The responsibility for planning the funeral falls to Sandy and Norman insists he follow Eileen’s specific list of requests. That means having Jay Leno serve as MC (“just make sure he doesn’t go on too long,” Eileen writes), Patti Labelle to sing “Lady Marmalade,” and Barbra Streisand to sing “The Way We Were.” Sandy manages to pull off most of what Eileen wanted, to Norman’s great surprise. If a funeral can be joyous, Eileen’s certainly was, the celebration marred only by the appearance of the Newlander’s 48 year-old daughter, Phoebe (Lisa Edelstein), who has been in and out of rehab and shows up intoxicated.
Danny DeVito and Michael Douglas
Norman is not ready to let go of Eileen, so she frequently appears to talk him through a challenging situation, like whether he should agree to have lunch with Diane (Ann-Margret). Eileen observes that Diane’s husband died 11 years ago and she’s probably lonely. Why not go? she asks him. While Norman grapples with the loss of his wife, Sandy is facing a health crisis. His frequent visits to the bathroom, where his stream mimics the Morse Code, raises concerns not only from his daughter and Lisa, but also from Norman. He visits Norman’s urologist (a hilarious Danny DeVito), and gets the good news and the not so good news – his biopsy was mostly benign, but with a few cancer cells. So, the doctor sums up, Sandy will probably die from something other than prostate cancer.
What’s truly special about both of these shows is the way they frame friendship and what those bonds mean as people age. Spouses die, other relatives pass away, even sometimes children predecease their parents.
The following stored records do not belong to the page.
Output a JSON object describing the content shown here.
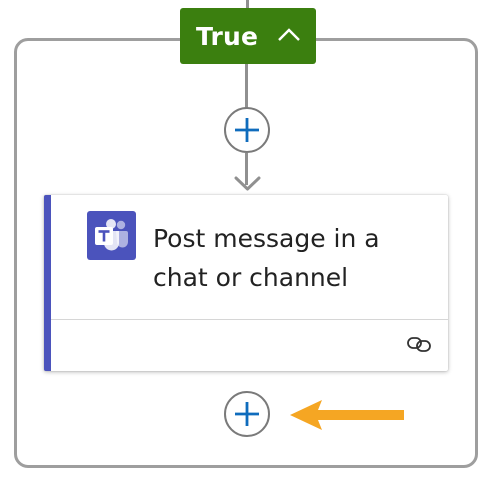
{
  "condition_branch": {
    "label": "True",
    "collapse_icon": "chevron-up-icon",
    "header_color": "#3b7f0f"
  },
  "action_card": {
    "title": "Post message in a chat or channel",
    "icon": "microsoft-teams-icon",
    "accent_color": "#4b53bc",
    "footer_icon": "link-icon"
  },
  "add_step_icon": "plus-icon",
  "add_step_color": "#0f6cbd",
  "highlight_arrow_icon": "orange-arrow-icon",
  "highlight_arrow_color": "#f5a623"
}
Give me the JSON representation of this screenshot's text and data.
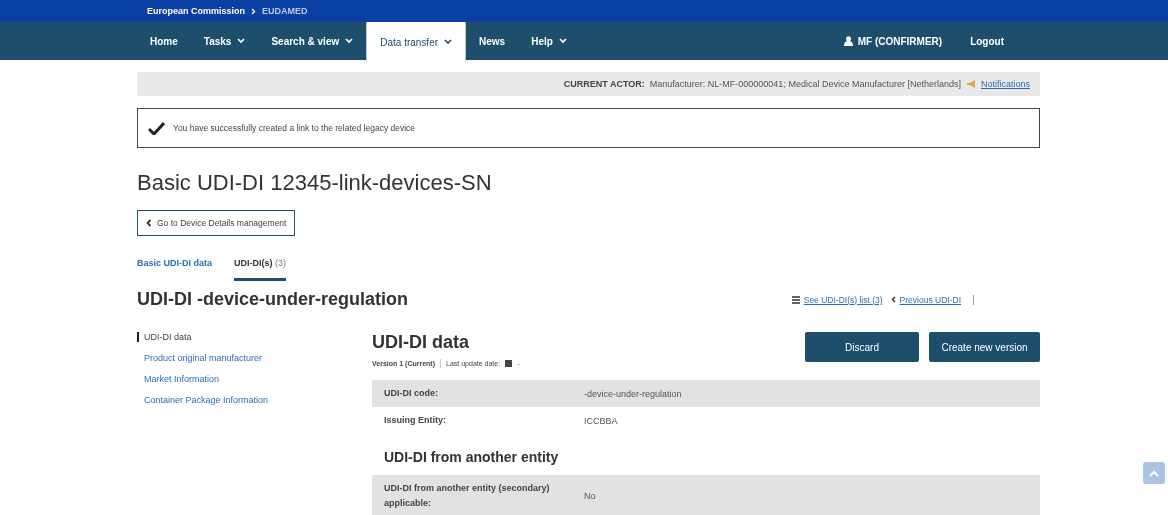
{
  "breadcrumb": [
    {
      "label": "European Commission"
    },
    {
      "label": "EUDAMED"
    }
  ],
  "nav": {
    "items": [
      {
        "label": "Home",
        "dropdown": false,
        "selected": false
      },
      {
        "label": "Tasks",
        "dropdown": true,
        "selected": false
      },
      {
        "label": "Search & view",
        "dropdown": true,
        "selected": false
      },
      {
        "label": "Data transfer",
        "dropdown": true,
        "selected": true
      },
      {
        "label": "News",
        "dropdown": false,
        "selected": false
      },
      {
        "label": "Help",
        "dropdown": true,
        "selected": false
      }
    ],
    "user": "MF (CONFIRMER)",
    "logout": "Logout"
  },
  "actor": {
    "label": "CURRENT ACTOR:",
    "value": "Manufacturer: NL-MF-000000041; Medical Device Manufacturer [Netherlands]",
    "link": "Notifications"
  },
  "alert": {
    "message": "You have successfully created a link to the related legacy device"
  },
  "title": "Basic UDI-DI 12345-link-devices-SN",
  "back_button": "Go to Device Details management",
  "tabs": [
    {
      "label": "Basic UDI-DI data",
      "selected": false
    },
    {
      "label": "UDI-DI(s)",
      "count": "(3)",
      "selected": true
    }
  ],
  "subtitle": "UDI-DI -device-under-regulation",
  "list_link": "See UDI-DI(s) list (3)",
  "previous_link": "Previous UDI-DI",
  "side_nav": [
    {
      "label": "UDI-DI data",
      "selected": true
    },
    {
      "label": "Product original manufacturer",
      "selected": false
    },
    {
      "label": "Market Information",
      "selected": false
    },
    {
      "label": "Container Package Information",
      "selected": false
    }
  ],
  "section": {
    "title": "UDI-DI data",
    "version": "Version 1",
    "status": "(Current)",
    "last_update_label": "Last update date:",
    "last_update_value": "-",
    "buttons": [
      "Discard",
      "Create new version"
    ],
    "rows": [
      {
        "kind": "field",
        "label": "UDI-DI code:",
        "value": "-device-under-regulation",
        "shaded": true
      },
      {
        "kind": "field",
        "label": "Issuing Entity:",
        "value": "ICCBBA",
        "shaded": false
      },
      {
        "kind": "heading",
        "label": "UDI-DI from another entity"
      },
      {
        "kind": "field",
        "label": "UDI-DI from another entity (secondary) applicable:",
        "value": "No",
        "shaded": true
      }
    ]
  }
}
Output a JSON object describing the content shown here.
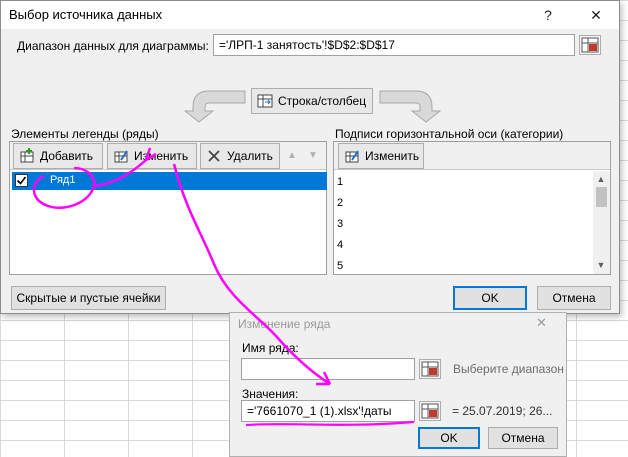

What’s left, and what so many cling to, are the friends that fill that needed void, providing support, solace, wisdom, comfort, and, yes, laughs.
Grace and Frankie and The Kominsky Method can both be streamed on Netflix.
Photos courtesy of Netflix
Top: Lily Tomlin and Jane Fonda